And finally, the tin. Traditionally, our cakes recipes back there are larger than the ones I’ve seen in UK books and sites, so think a large savain tin. I bought mine from a corner shop when I was living in east London, but I think any shop that sells kitchen stuff will have one, most likely in silicone, nowadays.

Picnic Cake
You will need:

3 eggs, whites separated from the yolks
2 cups of sugar
100g unsalted butter, at room temperature
2 cups of plain flour
1 cup of cornflour
1 cup of milk (I used skimmed mil and it works fine)
1 tablespoon of baking powder
a pinch of salt


Before you start, have you oven on at around 200o.C (you know your oven, so adjust if needed) and grease and flour your tin.

Start by whisking the egg whites, preferably with an electric mixer, until stiff peaks form. The ideal ‘stiffness’ is achieved when you turn the bowl upside down and the whites don’t run or fall. Do this carefully. Keep it in the fridge while you prepare the batter.


In a separate, large bowl, whisk the yolks and the sugar until it resembles fine breadcrumbs. Add the butter and keep the mixer on, until creamed (it won’t get a super creamy texture, but it will be a bit fluffier).

Sift the dry ingredients together. Still beating, add the dry mixture alternating with milk. You may need a bit more or a bit less milk than the one cup. Turn off the mixer.

Fold in the whisked egg whites. Now this bit can be a bit tricky because you need to mix all the whites into the batter without losing too much air. BBC has a short video with a good technique to fold in flour, but that can be applied to fold in egg whites.

If you want your cake plain, just pour the batter into the prepared tin, then into the oven and in about 40 minutes, when the smell fills your house, it’s time to do the traditional skewer test. Before you open the oven have a peek through the glass to see if the cake is well risen and golden on top.


If you want, you can do a marble cake (as I did) by separating a portion, or portions, of the batter and adding chocolate powder or food colouring of your choice to each portion. After pouring the plain batter into the tin, tip the coloured portion carefully, distributing the batter all around the tin. Use a fork or knife to swirl the coloured batter into the plain batter and create the marble effect.

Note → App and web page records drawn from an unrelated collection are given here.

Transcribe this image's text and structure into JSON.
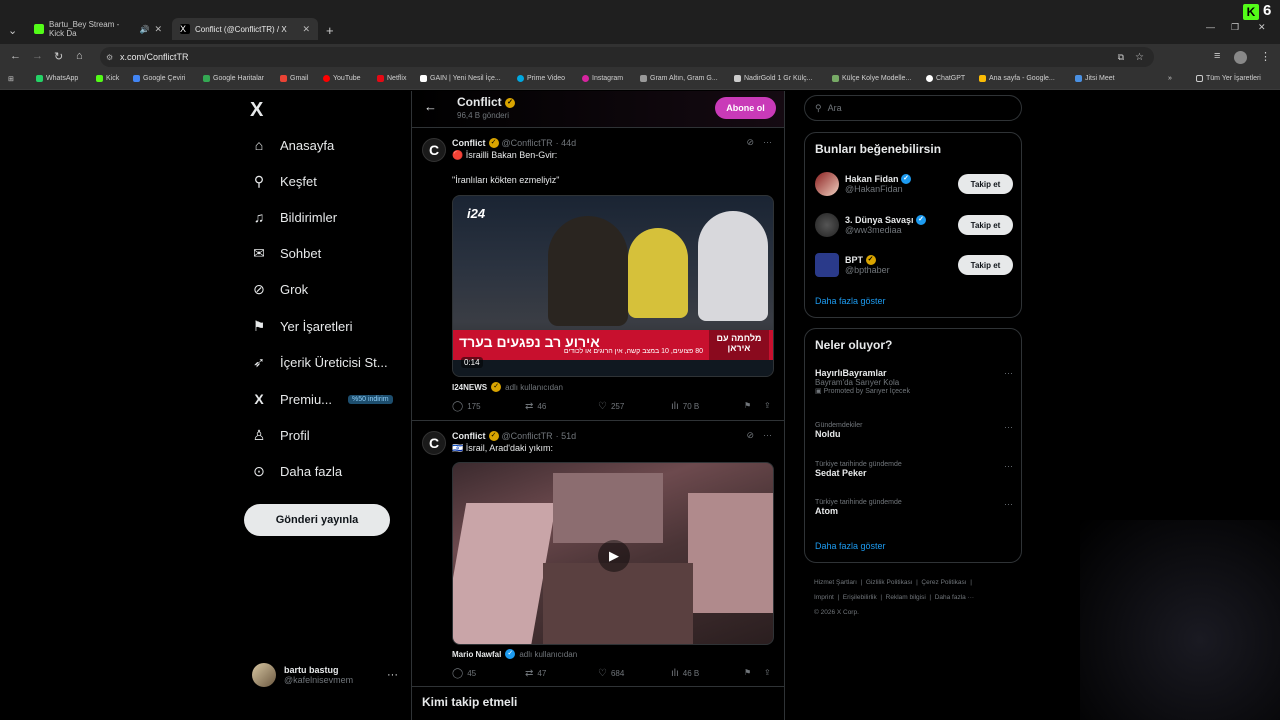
{
  "browser": {
    "tabs": [
      {
        "title": "Bartu_Bey Stream - Kick Da",
        "active": false
      },
      {
        "title": "Conflict (@ConflictTR) / X",
        "active": true
      }
    ],
    "url": "x.com/ConflictTR",
    "bookmarks": [
      "WhatsApp",
      "Kick",
      "Google Çeviri",
      "Google Haritalar",
      "Gmail",
      "YouTube",
      "Netflix",
      "GAIN | Yeni Nesil İçe...",
      "Prime Video",
      "Instagram",
      "Gram Altın, Gram G...",
      "NadirGold 1 Gr Külç...",
      "Külçe Kolye Modelle...",
      "ChatGPT",
      "Ana sayfa - Google...",
      "Jitsi Meet"
    ],
    "all_bookmarks": "Tüm Yer İşaretleri"
  },
  "overlay": {
    "kick_letter": "K",
    "kick_number": "6"
  },
  "sidebar": {
    "logo": "X",
    "items": [
      {
        "label": "Anasayfa",
        "icon": "home-icon",
        "glyph": "⌂"
      },
      {
        "label": "Keşfet",
        "icon": "search-icon",
        "glyph": "⚲"
      },
      {
        "label": "Bildirimler",
        "icon": "bell-icon",
        "glyph": "♫"
      },
      {
        "label": "Sohbet",
        "icon": "mail-icon",
        "glyph": "✉"
      },
      {
        "label": "Grok",
        "icon": "grok-icon",
        "glyph": "⊘"
      },
      {
        "label": "Yer İşaretleri",
        "icon": "bookmark-icon",
        "glyph": "⚑"
      },
      {
        "label": "İçerik Üreticisi St...",
        "icon": "rocket-icon",
        "glyph": "➶"
      },
      {
        "label": "Premiu...",
        "icon": "x-premium-icon",
        "glyph": "X"
      },
      {
        "label": "Profil",
        "icon": "person-icon",
        "glyph": "♙"
      },
      {
        "label": "Daha fazla",
        "icon": "more-circle-icon",
        "glyph": "⊙"
      }
    ],
    "premium_badge": "%50 indirim",
    "post_button": "Gönderi yayınla",
    "me": {
      "name": "bartu bastug",
      "handle": "@kafelnisevmem"
    }
  },
  "profile_header": {
    "name": "Conflict",
    "posts": "96,4 B gönderi",
    "subscribe": "Abone ol"
  },
  "tweets": [
    {
      "name": "Conflict",
      "handle": "@ConflictTR",
      "time": "· 44d",
      "line1": "🔴 İsrailli Bakan Ben-Gvir:",
      "line2": "\"İranlıları kökten ezmeliyiz\"",
      "media_logo": "i24",
      "banner_main": "אירוע רב נפגעים בערד",
      "banner_sub": "80 פצועים, 10 במצב קשה, אין הרוגים או לכודים",
      "banner_side": "מלחמה עם איראן",
      "timer": "0:14",
      "credit": "I24NEWS",
      "credit_sub": "adlı kullanıcıdan",
      "replies": "175",
      "reposts": "46",
      "likes": "257",
      "views": "70 B"
    },
    {
      "name": "Conflict",
      "handle": "@ConflictTR",
      "time": "· 51d",
      "line1": "🇮🇱 İsrail, Arad'daki yıkım:",
      "credit": "Mario Nawfal",
      "credit_sub": "adlı kullanıcıdan",
      "replies": "45",
      "reposts": "47",
      "likes": "684",
      "views": "46 B"
    }
  ],
  "follow_section_title": "Kimi takip etmeli",
  "right": {
    "search_placeholder": "Ara",
    "who_title": "Bunları beğenebilirsin",
    "who": [
      {
        "name": "Hakan Fidan",
        "handle": "@HakanFidan",
        "badge": "blue",
        "btn": "Takip et"
      },
      {
        "name": "3. Dünya Savaşı",
        "handle": "@ww3mediaa",
        "badge": "blue",
        "btn": "Takip et"
      },
      {
        "name": "BPT",
        "handle": "@bpthaber",
        "badge": "gold",
        "btn": "Takip et"
      }
    ],
    "who_more": "Daha fazla göster",
    "trends_title": "Neler oluyor?",
    "trends": [
      {
        "ctx": "",
        "name": "HayırlıBayramlar",
        "sub": "Bayram'da Sarıyer Kola",
        "promo": "Promoted by Sarıyer İçecek"
      },
      {
        "ctx": "Gündemdekiler",
        "name": "Noldu",
        "sub": "",
        "promo": ""
      },
      {
        "ctx": "Türkiye tarihinde gündemde",
        "name": "Sedat Peker",
        "sub": "",
        "promo": ""
      },
      {
        "ctx": "Türkiye tarihinde gündemde",
        "name": "Atom",
        "sub": "",
        "promo": ""
      }
    ],
    "trends_more": "Daha fazla göster",
    "footer": [
      "Hizmet Şartları",
      "Gizlilik Politikası",
      "Çerez Politikası",
      "Imprint",
      "Erişilebilirlik",
      "Reklam bilgisi",
      "Daha fazla ···",
      "© 2026 X Corp."
    ]
  },
  "colors": {
    "accent": "#1d9bf0",
    "subscribe": "#c93ab8",
    "kick": "#53fc18"
  }
}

Another variation is to add chocolate sprinkles t the batter and turn your cake into an anthill cake (yes, that’s how we call it….). Or add flavouring, like almond or orange extract.

If you give it a go come back and let me know!

PS: I’m getting acquainted with posting photos, and my kitchen has no natural light, so I can only apologise for the poor quality of the snaps. =)